- Problem to solve:
Among the lines below, tally those holding the string "return" and give the total only.

(Data records for software interfaces)
========================================
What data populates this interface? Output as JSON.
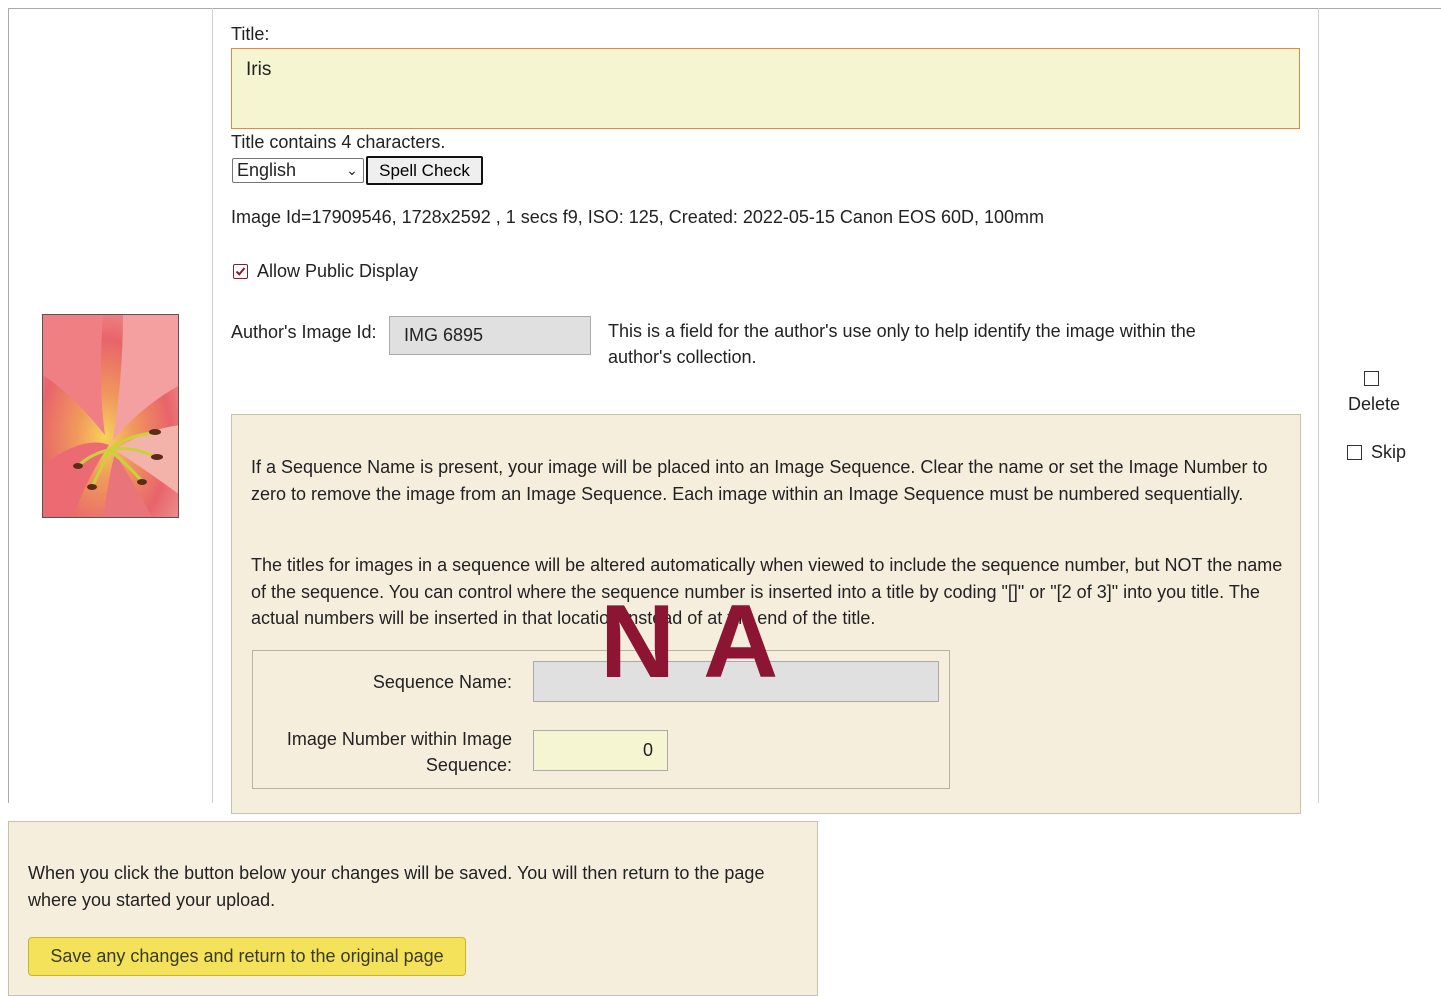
{
  "title_field": {
    "label": "Title:",
    "value": "Iris",
    "char_count_text": "Title contains 4 characters."
  },
  "language": {
    "selected": "English"
  },
  "spell_check_label": "Spell Check",
  "image_meta": "Image Id=17909546, 1728x2592 , 1 secs f9, ISO: 125, Created: 2022-05-15 Canon EOS 60D, 100mm",
  "allow_public": {
    "label": "Allow Public Display",
    "checked": true
  },
  "author": {
    "label": "Author's Image Id:",
    "value": "IMG 6895",
    "help": "This is a field for the author's use only to help identify the image within the author's collection."
  },
  "sequence": {
    "para1": "If a Sequence Name is present, your image will be placed into an Image Sequence. Clear the name or set the Image Number to zero to remove the image from an Image Sequence. Each image within an Image Sequence must be numbered sequentially.",
    "para2": "The titles for images in a sequence will be altered automatically when viewed to include the sequence number, but NOT the name of the sequence. You can control where the sequence number is inserted into a title by coding \"[]\" or \"[2 of 3]\" into you title. The actual numbers will be inserted in that location instead of at the end of the title.",
    "overlay_text": "NA",
    "name_label": "Sequence Name:",
    "name_value": "",
    "number_label": "Image Number within Image Sequence:",
    "number_value": "0"
  },
  "actions": {
    "delete_label": "Delete",
    "skip_label": "Skip"
  },
  "footer": {
    "text": "When you click the button below your changes will be saved. You will then return to the page where you started your upload.",
    "save_label": "Save any changes and return to the original page"
  },
  "colors": {
    "title_bg": "#f5f5d1",
    "panel_bg": "#f6eedd",
    "overlay": "#8b1533",
    "save_button": "#f4e35a"
  }
}
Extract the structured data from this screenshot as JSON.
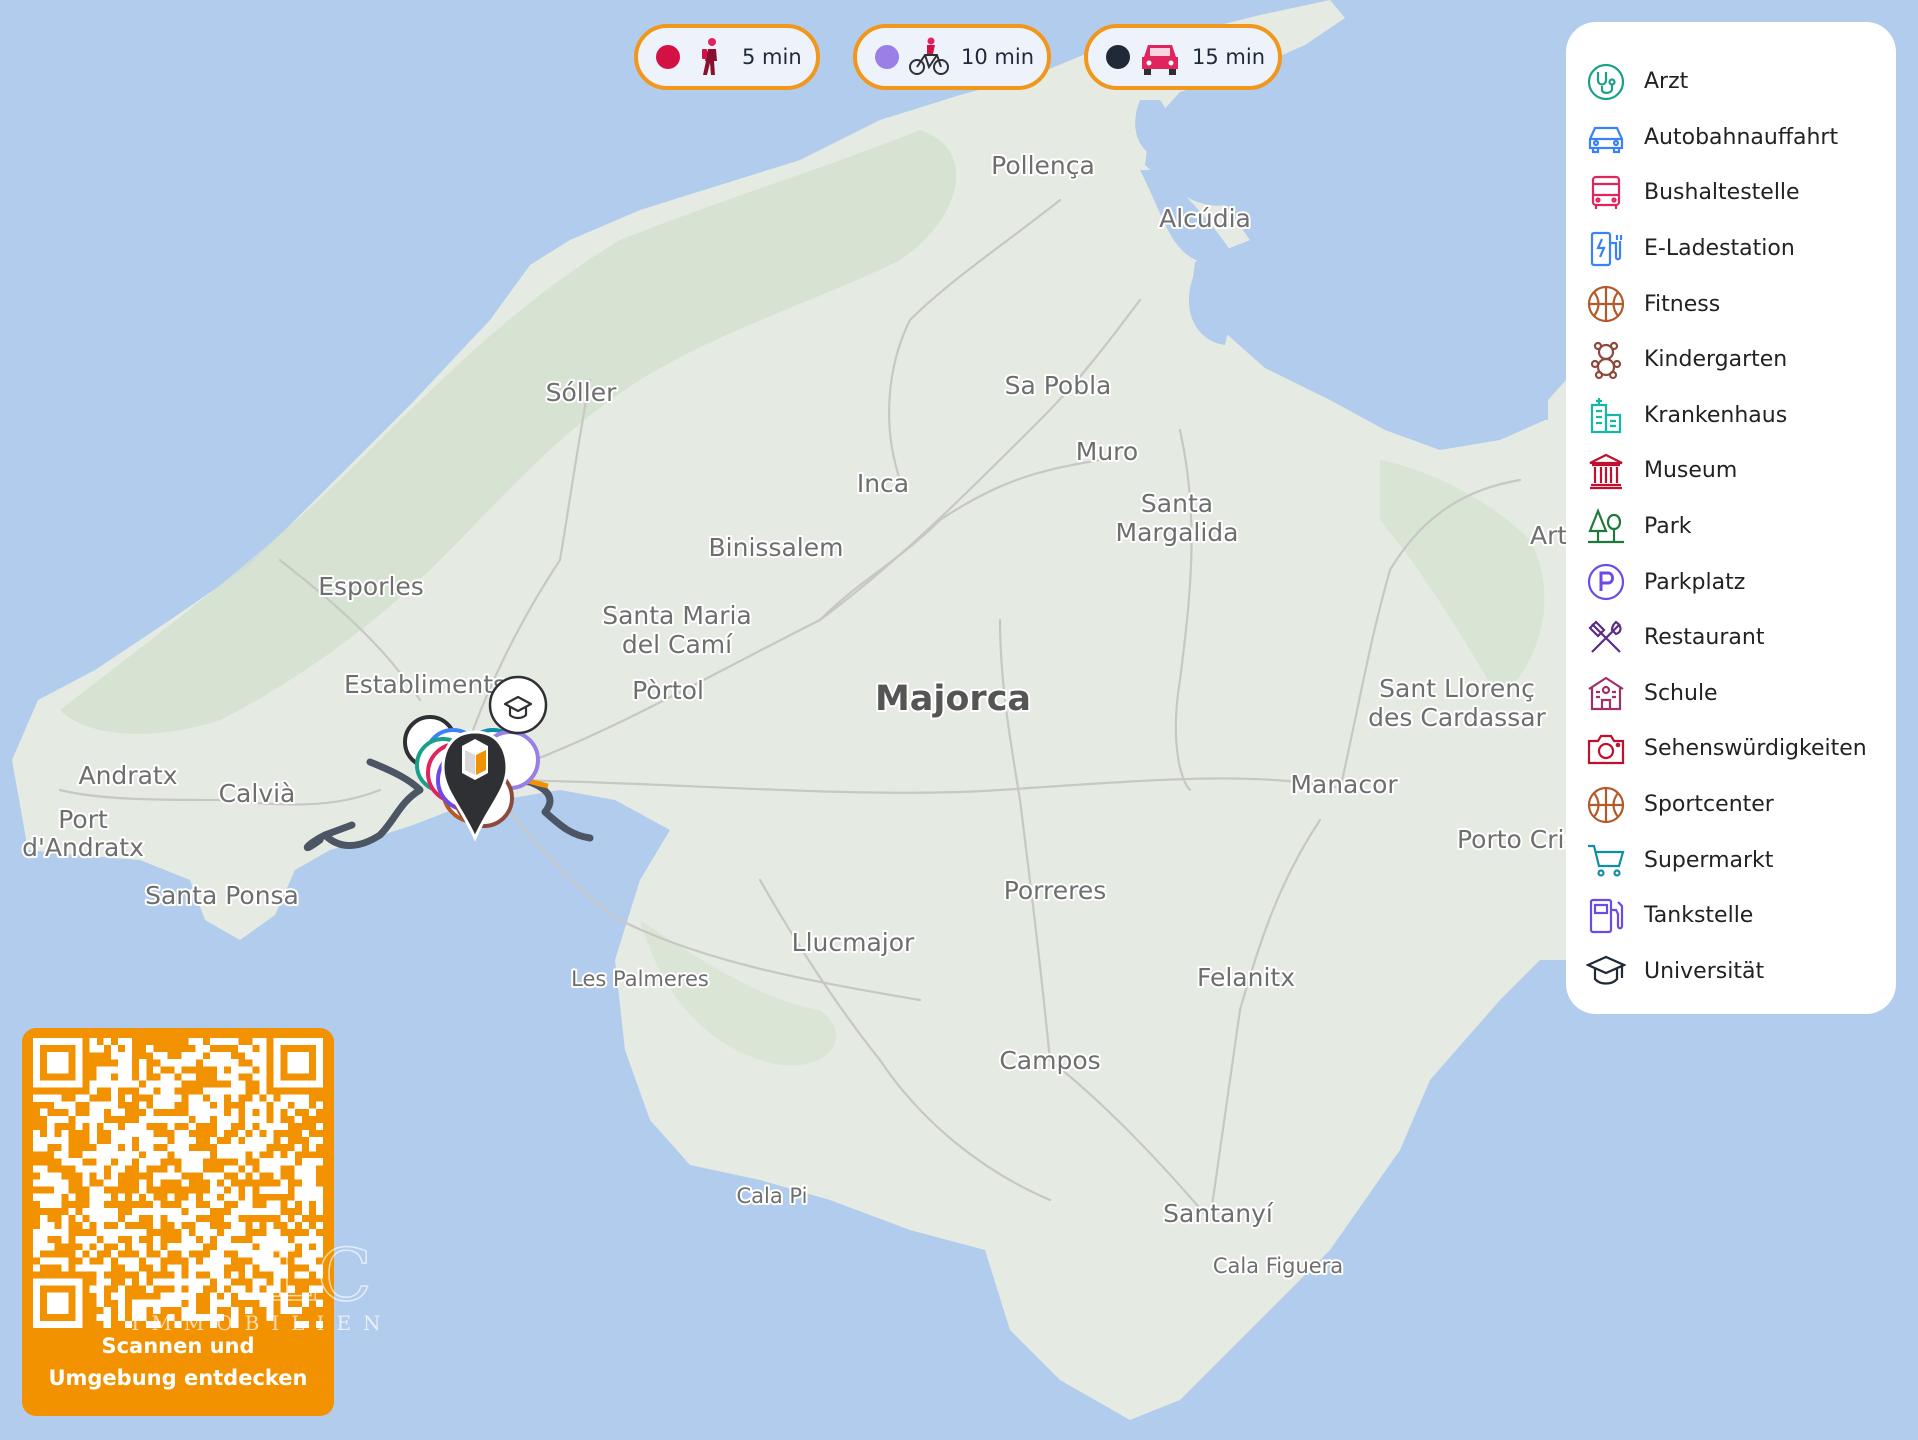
{
  "map": {
    "region_label": "Majorca",
    "places": [
      "Pollença",
      "Alcúdia",
      "Sóller",
      "Sa Pobla",
      "Muro",
      "Inca",
      "Santa",
      "Margalida",
      "Binissalem",
      "Esporles",
      "Santa Maria",
      "del Camí",
      "Establiments",
      "Pòrtol",
      "Andratx",
      "Calvià",
      "Port",
      "d'Andratx",
      "Santa Ponsa",
      "Sant Llorenç",
      "des Cardassar",
      "Manacor",
      "Porto Cristo",
      "Porreres",
      "Llucmajor",
      "Les Palmeres",
      "Felanitx",
      "Campos",
      "Cala Pi",
      "Santanyí",
      "Cala Figuera",
      "Artà"
    ],
    "colors": {
      "sea": "#b2cced",
      "land": "#e5ebe2",
      "forest": "#d3e1cf",
      "road": "#c7c7c4",
      "isochrone": "#4b5563",
      "pin": "#2f3033",
      "accent": "#f39200"
    }
  },
  "travel_modes": [
    {
      "dot_color": "#d31145",
      "icon": "walking-person-icon",
      "time": "5 min"
    },
    {
      "dot_color": "#9b7fe6",
      "icon": "bicycle-icon",
      "time": "10 min"
    },
    {
      "dot_color": "#1f2937",
      "icon": "car-icon",
      "time": "15 min"
    }
  ],
  "legend": [
    {
      "label": "Arzt",
      "icon": "stethoscope-icon",
      "color": "#1a9f8a"
    },
    {
      "label": "Autobahnauffahrt",
      "icon": "car-icon",
      "color": "#3b82f6"
    },
    {
      "label": "Bushaltestelle",
      "icon": "bus-icon",
      "color": "#e0245e"
    },
    {
      "label": "E-Ladestation",
      "icon": "charging-station-icon",
      "color": "#3b82f6"
    },
    {
      "label": "Fitness",
      "icon": "basketball-icon",
      "color": "#b35a2b"
    },
    {
      "label": "Kindergarten",
      "icon": "teddy-bear-icon",
      "color": "#8b4a3c"
    },
    {
      "label": "Krankenhaus",
      "icon": "hospital-icon",
      "color": "#14b8a6"
    },
    {
      "label": "Museum",
      "icon": "museum-icon",
      "color": "#c01030"
    },
    {
      "label": "Park",
      "icon": "trees-icon",
      "color": "#1f7a3a"
    },
    {
      "label": "Parkplatz",
      "icon": "parking-icon",
      "color": "#6d4ae6"
    },
    {
      "label": "Restaurant",
      "icon": "cutlery-icon",
      "color": "#5b2c83"
    },
    {
      "label": "Schule",
      "icon": "school-icon",
      "color": "#a0306a"
    },
    {
      "label": "Sehenswürdigkeiten",
      "icon": "camera-icon",
      "color": "#c01030"
    },
    {
      "label": "Sportcenter",
      "icon": "basketball-icon",
      "color": "#b35a2b"
    },
    {
      "label": "Supermarkt",
      "icon": "shopping-cart-icon",
      "color": "#0e8fa8"
    },
    {
      "label": "Tankstelle",
      "icon": "fuel-pump-icon",
      "color": "#6d4ae6"
    },
    {
      "label": "Universität",
      "icon": "graduation-cap-icon",
      "color": "#1f2937"
    }
  ],
  "qr": {
    "caption_line1": "Scannen und",
    "caption_line2": "Umgebung entdecken"
  },
  "watermark": {
    "brand": "LC",
    "tagline": "IMMOBILIEN"
  }
}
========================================
- Response below:
2